We write to process life, we read to process life. Life is this thing that gives us headaches when we try to understand it, and gives us joy when we stop and simply let ourselves live. I think we think too much, but therein lies our ability to create art, it's something animals don't do, and we, strangely, are capable of. We can remember things, we can communicate things, we want to share those things with others, it's our way of spreading love. All books ever written are those little pieces of life, and when you read them, you live those lives, lives of others, and you get inspired to share yours too. That rigmarole inside you, that roly-poly nonsense, that detritus of your own life that you thought nobody would give a flying fuck about, wants out. Without reading that impulse is there, yes, but it's dampened by that infernal helplessness, something someone dropped on your head when you were little acts up and start telling yourself, Oh no, I can't write, nobody would want to read my boring story, it's no good, it will perish amidst the brilliance out there, so the fuck even try?

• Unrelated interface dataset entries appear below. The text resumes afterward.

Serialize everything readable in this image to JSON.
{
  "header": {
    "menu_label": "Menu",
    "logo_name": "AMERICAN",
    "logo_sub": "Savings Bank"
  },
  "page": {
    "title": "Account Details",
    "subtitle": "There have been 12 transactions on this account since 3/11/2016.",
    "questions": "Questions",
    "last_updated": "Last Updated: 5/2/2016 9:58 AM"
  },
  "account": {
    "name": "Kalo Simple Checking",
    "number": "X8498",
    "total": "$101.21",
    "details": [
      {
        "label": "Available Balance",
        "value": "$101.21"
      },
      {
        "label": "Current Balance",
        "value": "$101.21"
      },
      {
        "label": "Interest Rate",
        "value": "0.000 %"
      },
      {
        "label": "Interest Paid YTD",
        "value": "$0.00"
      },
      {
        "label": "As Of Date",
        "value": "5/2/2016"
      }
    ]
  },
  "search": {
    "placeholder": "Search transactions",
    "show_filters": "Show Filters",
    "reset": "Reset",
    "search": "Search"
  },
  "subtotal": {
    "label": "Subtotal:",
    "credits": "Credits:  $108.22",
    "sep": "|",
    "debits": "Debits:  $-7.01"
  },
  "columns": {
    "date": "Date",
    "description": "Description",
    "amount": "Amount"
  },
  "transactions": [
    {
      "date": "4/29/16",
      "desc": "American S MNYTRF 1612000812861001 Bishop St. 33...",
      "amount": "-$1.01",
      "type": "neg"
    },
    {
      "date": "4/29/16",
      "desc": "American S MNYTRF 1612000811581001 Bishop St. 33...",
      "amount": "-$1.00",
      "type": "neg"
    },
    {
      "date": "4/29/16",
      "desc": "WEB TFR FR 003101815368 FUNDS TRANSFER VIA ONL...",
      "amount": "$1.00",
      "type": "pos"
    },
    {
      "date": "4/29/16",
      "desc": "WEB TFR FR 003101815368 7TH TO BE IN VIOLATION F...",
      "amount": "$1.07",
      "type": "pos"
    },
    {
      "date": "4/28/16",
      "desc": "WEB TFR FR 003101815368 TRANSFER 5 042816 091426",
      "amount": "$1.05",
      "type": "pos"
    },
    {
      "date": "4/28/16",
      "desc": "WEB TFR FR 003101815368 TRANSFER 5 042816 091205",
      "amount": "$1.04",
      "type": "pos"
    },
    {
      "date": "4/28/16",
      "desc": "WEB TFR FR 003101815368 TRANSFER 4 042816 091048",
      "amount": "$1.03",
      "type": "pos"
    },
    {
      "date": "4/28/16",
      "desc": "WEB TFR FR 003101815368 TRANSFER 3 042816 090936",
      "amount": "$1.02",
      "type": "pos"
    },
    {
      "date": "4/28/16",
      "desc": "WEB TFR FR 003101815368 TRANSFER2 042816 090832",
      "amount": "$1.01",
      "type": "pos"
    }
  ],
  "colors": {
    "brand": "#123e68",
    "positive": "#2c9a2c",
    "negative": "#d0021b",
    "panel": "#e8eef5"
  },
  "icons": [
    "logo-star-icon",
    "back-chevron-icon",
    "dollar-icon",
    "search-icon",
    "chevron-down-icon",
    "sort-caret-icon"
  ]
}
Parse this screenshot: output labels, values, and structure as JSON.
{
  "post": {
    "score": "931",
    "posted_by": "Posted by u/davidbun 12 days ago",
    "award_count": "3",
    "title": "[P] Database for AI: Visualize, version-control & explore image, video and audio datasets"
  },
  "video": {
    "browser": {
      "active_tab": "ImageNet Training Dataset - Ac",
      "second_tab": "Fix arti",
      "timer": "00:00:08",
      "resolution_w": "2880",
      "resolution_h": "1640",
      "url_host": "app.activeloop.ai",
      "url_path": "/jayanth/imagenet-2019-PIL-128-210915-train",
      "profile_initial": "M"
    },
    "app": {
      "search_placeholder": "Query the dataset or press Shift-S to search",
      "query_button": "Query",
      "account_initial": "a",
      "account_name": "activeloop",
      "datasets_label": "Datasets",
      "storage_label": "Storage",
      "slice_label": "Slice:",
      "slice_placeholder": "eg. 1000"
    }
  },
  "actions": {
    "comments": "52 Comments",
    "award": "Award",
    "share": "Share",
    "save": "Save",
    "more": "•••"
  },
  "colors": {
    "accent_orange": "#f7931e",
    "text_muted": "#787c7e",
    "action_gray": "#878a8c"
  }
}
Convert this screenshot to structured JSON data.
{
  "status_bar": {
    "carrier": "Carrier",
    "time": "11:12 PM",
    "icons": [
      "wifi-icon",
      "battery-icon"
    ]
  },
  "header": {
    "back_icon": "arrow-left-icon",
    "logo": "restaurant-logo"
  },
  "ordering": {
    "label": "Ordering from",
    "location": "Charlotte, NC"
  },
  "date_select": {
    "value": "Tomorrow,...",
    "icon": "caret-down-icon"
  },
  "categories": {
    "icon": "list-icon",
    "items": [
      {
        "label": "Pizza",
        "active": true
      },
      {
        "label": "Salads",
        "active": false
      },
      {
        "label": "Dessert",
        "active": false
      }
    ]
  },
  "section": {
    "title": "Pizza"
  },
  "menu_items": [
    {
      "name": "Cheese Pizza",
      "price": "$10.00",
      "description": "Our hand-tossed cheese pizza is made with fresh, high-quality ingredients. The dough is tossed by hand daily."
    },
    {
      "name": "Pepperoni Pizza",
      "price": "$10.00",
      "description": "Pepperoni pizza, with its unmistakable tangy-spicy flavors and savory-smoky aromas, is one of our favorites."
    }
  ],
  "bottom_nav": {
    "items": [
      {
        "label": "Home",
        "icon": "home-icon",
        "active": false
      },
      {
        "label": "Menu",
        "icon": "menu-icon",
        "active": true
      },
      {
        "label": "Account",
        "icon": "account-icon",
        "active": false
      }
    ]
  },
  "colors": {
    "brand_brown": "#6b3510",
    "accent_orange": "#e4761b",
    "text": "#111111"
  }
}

But a good book will wallop the piss out of your self-deprecating thoughts, it will pummel you silly, it will make you rise above your own head and want to write, and that is what you want. Write. Write a lot. And to write a lot, to be kicked in the ass to produce a lot of books, you have to read a lot of books, end of story.